== YOUR GOAL ==
Please copy out all lines of the entries that contain the word "trabajadores".
↓↓↓
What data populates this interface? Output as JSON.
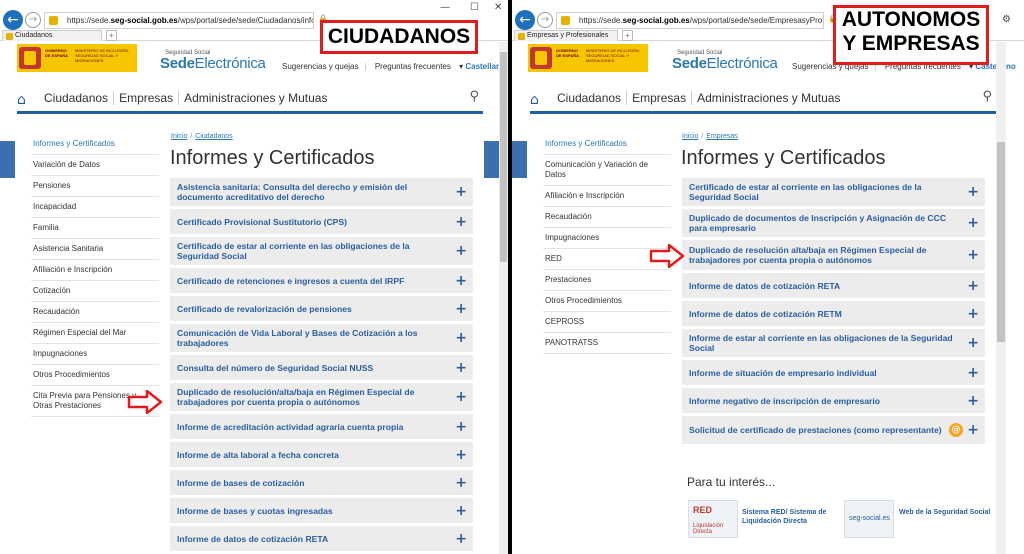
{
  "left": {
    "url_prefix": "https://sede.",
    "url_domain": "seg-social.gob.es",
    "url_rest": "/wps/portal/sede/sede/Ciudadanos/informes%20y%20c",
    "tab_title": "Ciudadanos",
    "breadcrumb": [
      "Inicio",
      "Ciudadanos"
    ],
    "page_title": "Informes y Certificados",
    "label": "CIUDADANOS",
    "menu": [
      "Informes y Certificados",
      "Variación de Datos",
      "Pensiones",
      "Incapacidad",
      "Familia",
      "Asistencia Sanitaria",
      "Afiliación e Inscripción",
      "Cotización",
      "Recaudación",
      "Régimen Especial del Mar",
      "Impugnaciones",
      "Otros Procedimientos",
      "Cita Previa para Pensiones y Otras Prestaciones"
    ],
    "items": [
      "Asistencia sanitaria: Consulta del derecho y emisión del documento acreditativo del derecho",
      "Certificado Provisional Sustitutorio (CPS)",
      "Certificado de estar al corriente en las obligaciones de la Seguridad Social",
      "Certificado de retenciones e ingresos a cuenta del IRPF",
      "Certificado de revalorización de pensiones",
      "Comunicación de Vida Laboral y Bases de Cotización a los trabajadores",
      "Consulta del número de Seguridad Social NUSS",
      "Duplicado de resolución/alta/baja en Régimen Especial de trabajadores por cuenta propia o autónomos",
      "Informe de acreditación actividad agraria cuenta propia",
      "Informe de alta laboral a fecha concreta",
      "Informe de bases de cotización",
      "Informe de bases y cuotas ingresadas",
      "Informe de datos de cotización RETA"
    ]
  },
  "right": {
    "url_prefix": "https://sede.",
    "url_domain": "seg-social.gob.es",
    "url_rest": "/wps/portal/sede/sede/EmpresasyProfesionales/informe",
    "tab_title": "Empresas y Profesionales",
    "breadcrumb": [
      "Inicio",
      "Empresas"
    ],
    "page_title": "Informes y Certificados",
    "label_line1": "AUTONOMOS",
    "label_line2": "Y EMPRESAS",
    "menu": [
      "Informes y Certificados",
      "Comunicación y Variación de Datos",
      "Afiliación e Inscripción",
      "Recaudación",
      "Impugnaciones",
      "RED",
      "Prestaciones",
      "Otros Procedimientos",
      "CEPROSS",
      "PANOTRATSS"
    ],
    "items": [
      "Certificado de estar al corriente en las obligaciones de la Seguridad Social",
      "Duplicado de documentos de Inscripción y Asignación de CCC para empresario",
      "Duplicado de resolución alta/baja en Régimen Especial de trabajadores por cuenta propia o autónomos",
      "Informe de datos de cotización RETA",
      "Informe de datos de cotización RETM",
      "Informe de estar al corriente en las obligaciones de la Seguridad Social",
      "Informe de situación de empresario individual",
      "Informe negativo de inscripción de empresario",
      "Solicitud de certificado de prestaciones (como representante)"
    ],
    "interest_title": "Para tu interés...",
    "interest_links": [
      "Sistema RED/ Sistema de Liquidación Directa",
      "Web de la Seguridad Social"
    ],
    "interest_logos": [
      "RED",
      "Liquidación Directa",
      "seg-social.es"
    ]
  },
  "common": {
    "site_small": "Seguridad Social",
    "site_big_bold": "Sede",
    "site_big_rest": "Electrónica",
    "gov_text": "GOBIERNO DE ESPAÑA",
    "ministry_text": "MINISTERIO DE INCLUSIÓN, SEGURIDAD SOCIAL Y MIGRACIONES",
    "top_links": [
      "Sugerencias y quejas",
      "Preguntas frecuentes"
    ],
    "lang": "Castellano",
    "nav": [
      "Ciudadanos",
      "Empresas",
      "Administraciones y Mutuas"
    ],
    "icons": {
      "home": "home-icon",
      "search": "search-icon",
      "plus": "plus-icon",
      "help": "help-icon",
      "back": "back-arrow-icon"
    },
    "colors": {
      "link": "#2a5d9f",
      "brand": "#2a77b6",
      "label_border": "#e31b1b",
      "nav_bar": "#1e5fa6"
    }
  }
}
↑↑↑
== EXPECTED OUTPUT ==
      "Comunicación de Vida Laboral y Bases de Cotización a los trabajadores",
      "Duplicado de resolución/alta/baja en Régimen Especial de trabajadores por cuenta propia o autónomos",
      "Duplicado de resolución alta/baja en Régimen Especial de trabajadores por cuenta propia o autónomos",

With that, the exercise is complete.